▸ What you are asked to do
The entries that follow must be written out exactly, without any of the pictures they contain.

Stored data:
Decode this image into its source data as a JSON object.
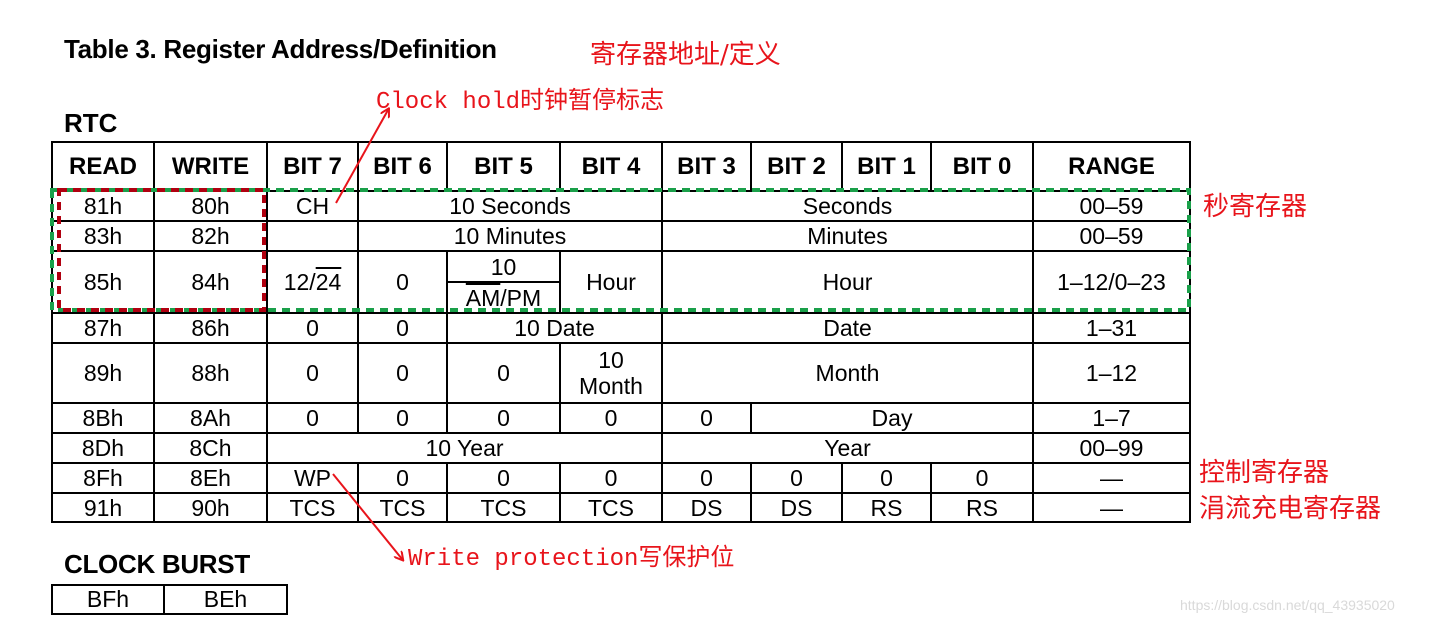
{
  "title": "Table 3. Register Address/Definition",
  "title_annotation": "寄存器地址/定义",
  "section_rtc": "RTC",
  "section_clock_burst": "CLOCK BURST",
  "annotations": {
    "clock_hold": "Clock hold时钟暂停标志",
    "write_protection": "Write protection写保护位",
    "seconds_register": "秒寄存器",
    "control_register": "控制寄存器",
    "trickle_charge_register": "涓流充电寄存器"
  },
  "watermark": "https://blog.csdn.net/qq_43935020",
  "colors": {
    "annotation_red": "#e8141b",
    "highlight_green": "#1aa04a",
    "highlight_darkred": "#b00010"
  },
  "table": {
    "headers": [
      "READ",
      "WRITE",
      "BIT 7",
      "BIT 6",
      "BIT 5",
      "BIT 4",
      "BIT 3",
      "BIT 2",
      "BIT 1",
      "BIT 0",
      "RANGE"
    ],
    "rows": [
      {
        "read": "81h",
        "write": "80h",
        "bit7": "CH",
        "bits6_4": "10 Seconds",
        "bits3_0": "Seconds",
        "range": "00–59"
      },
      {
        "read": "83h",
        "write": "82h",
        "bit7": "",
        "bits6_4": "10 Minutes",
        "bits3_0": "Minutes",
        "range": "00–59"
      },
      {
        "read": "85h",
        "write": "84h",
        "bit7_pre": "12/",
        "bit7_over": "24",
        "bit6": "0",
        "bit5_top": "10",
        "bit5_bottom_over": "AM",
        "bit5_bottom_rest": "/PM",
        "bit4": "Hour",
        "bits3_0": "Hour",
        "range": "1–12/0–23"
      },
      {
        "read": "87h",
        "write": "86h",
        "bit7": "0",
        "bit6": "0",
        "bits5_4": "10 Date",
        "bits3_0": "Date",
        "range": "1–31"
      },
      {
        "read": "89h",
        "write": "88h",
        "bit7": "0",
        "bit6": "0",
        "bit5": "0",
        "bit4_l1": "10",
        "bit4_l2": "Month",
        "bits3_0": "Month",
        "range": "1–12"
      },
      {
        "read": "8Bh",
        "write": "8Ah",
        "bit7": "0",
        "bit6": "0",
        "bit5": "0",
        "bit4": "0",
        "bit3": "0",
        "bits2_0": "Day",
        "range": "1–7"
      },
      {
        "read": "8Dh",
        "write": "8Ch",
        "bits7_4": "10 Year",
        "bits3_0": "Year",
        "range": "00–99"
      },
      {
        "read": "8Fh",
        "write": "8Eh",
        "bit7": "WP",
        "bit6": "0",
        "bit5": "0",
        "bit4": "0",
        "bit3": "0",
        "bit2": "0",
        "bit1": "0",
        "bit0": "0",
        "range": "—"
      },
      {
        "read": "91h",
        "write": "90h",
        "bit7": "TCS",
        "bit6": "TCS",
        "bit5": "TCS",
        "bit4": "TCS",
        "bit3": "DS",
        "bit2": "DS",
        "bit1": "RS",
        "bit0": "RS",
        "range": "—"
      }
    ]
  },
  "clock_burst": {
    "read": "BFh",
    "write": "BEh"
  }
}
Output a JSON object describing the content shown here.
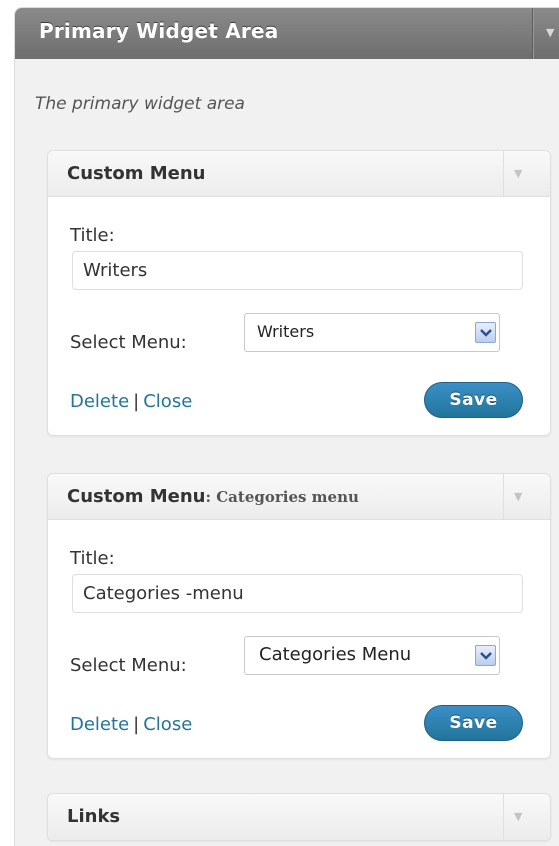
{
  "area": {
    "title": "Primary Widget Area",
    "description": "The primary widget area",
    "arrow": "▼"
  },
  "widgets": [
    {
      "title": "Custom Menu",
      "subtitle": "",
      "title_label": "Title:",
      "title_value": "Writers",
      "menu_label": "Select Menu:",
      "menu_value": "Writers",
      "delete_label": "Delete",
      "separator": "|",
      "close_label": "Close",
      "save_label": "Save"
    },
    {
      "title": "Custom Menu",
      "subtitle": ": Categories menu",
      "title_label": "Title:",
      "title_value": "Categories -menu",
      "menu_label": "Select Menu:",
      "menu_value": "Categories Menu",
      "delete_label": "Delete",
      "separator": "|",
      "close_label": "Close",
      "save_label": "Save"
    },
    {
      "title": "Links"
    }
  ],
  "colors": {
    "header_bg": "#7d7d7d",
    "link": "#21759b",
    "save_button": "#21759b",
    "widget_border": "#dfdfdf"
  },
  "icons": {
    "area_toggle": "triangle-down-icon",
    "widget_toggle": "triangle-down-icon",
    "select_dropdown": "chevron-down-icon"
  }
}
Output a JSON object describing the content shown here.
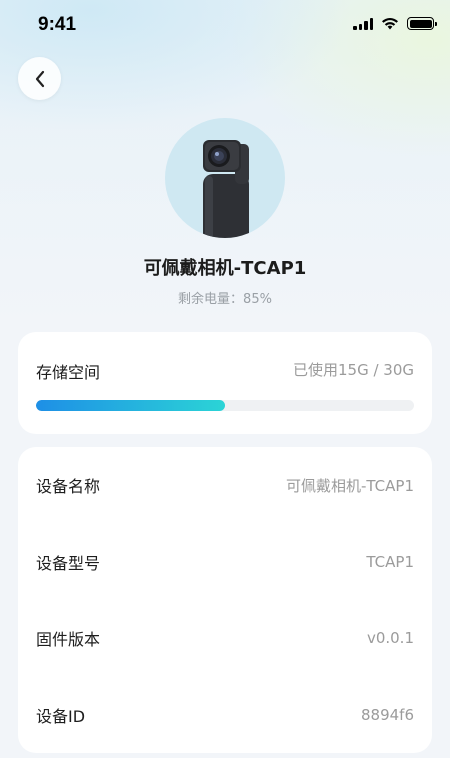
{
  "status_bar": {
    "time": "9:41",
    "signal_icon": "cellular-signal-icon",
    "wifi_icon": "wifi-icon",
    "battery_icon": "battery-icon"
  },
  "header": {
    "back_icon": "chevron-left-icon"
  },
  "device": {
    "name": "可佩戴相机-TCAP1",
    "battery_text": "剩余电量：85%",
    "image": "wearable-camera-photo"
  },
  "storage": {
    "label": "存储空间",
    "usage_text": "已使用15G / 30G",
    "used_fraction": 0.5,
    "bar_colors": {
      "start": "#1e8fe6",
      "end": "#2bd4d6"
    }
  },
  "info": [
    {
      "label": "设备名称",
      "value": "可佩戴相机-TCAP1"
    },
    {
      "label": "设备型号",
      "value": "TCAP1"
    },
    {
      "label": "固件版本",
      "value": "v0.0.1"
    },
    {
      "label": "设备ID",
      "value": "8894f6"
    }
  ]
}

▸ Solution for this exercise
Decode this image into its source data as a JSON object.
{
  "title": "Table 3. Register Address/Definition",
  "title_annotation": "寄存器地址/定义",
  "section_rtc": "RTC",
  "section_clock_burst": "CLOCK BURST",
  "annotations": {
    "clock_hold": "Clock hold时钟暂停标志",
    "write_protection": "Write protection写保护位",
    "seconds_register": "秒寄存器",
    "control_register": "控制寄存器",
    "trickle_charge_register": "涓流充电寄存器"
  },
  "watermark": "https://blog.csdn.net/qq_43935020",
  "colors": {
    "annotation_red": "#e8141b",
    "highlight_green": "#1aa04a",
    "highlight_darkred": "#b00010"
  },
  "table": {
    "headers": [
      "READ",
      "WRITE",
      "BIT 7",
      "BIT 6",
      "BIT 5",
      "BIT 4",
      "BIT 3",
      "BIT 2",
      "BIT 1",
      "BIT 0",
      "RANGE"
    ],
    "rows": [
      {
        "read": "81h",
        "write": "80h",
        "bit7": "CH",
        "bits6_4": "10 Seconds",
        "bits3_0": "Seconds",
        "range": "00–59"
      },
      {
        "read": "83h",
        "write": "82h",
        "bit7": "",
        "bits6_4": "10 Minutes",
        "bits3_0": "Minutes",
        "range": "00–59"
      },
      {
        "read": "85h",
        "write": "84h",
        "bit7_pre": "12/",
        "bit7_over": "24",
        "bit6": "0",
        "bit5_top": "10",
        "bit5_bottom_over": "AM",
        "bit5_bottom_rest": "/PM",
        "bit4": "Hour",
        "bits3_0": "Hour",
        "range": "1–12/0–23"
      },
      {
        "read": "87h",
        "write": "86h",
        "bit7": "0",
        "bit6": "0",
        "bits5_4": "10 Date",
        "bits3_0": "Date",
        "range": "1–31"
      },
      {
        "read": "89h",
        "write": "88h",
        "bit7": "0",
        "bit6": "0",
        "bit5": "0",
        "bit4_l1": "10",
        "bit4_l2": "Month",
        "bits3_0": "Month",
        "range": "1–12"
      },
      {
        "read": "8Bh",
        "write": "8Ah",
        "bit7": "0",
        "bit6": "0",
        "bit5": "0",
        "bit4": "0",
        "bit3": "0",
        "bits2_0": "Day",
        "range": "1–7"
      },
      {
        "read": "8Dh",
        "write": "8Ch",
        "bits7_4": "10 Year",
        "bits3_0": "Year",
        "range": "00–99"
      },
      {
        "read": "8Fh",
        "write": "8Eh",
        "bit7": "WP",
        "bit6": "0",
        "bit5": "0",
        "bit4": "0",
        "bit3": "0",
        "bit2": "0",
        "bit1": "0",
        "bit0": "0",
        "range": "—"
      },
      {
        "read": "91h",
        "write": "90h",
        "bit7": "TCS",
        "bit6": "TCS",
        "bit5": "TCS",
        "bit4": "TCS",
        "bit3": "DS",
        "bit2": "DS",
        "bit1": "RS",
        "bit0": "RS",
        "range": "—"
      }
    ]
  },
  "clock_burst": {
    "read": "BFh",
    "write": "BEh"
  }
}
Output a JSON object describing the content shown here.
{
  "area": {
    "title": "Primary Widget Area",
    "description": "The primary widget area",
    "arrow": "▼"
  },
  "widgets": [
    {
      "title": "Custom Menu",
      "subtitle": "",
      "title_label": "Title:",
      "title_value": "Writers",
      "menu_label": "Select Menu:",
      "menu_value": "Writers",
      "delete_label": "Delete",
      "separator": "|",
      "close_label": "Close",
      "save_label": "Save"
    },
    {
      "title": "Custom Menu",
      "subtitle": ": Categories menu",
      "title_label": "Title:",
      "title_value": "Categories -menu",
      "menu_label": "Select Menu:",
      "menu_value": "Categories Menu",
      "delete_label": "Delete",
      "separator": "|",
      "close_label": "Close",
      "save_label": "Save"
    },
    {
      "title": "Links"
    }
  ],
  "colors": {
    "header_bg": "#7d7d7d",
    "link": "#21759b",
    "save_button": "#21759b",
    "widget_border": "#dfdfdf"
  },
  "icons": {
    "area_toggle": "triangle-down-icon",
    "widget_toggle": "triangle-down-icon",
    "select_dropdown": "chevron-down-icon"
  }
}
Output a JSON object describing the content shown here.
{
  "status_bar": {
    "time": "9:41",
    "signal_icon": "cellular-signal-icon",
    "wifi_icon": "wifi-icon",
    "battery_icon": "battery-icon"
  },
  "header": {
    "back_icon": "chevron-left-icon"
  },
  "device": {
    "name": "可佩戴相机-TCAP1",
    "battery_text": "剩余电量：85%",
    "image": "wearable-camera-photo"
  },
  "storage": {
    "label": "存储空间",
    "usage_text": "已使用15G / 30G",
    "used_fraction": 0.5,
    "bar_colors": {
      "start": "#1e8fe6",
      "end": "#2bd4d6"
    }
  },
  "info": [
    {
      "label": "设备名称",
      "value": "可佩戴相机-TCAP1"
    },
    {
      "label": "设备型号",
      "value": "TCAP1"
    },
    {
      "label": "固件版本",
      "value": "v0.0.1"
    },
    {
      "label": "设备ID",
      "value": "8894f6"
    }
  ]
}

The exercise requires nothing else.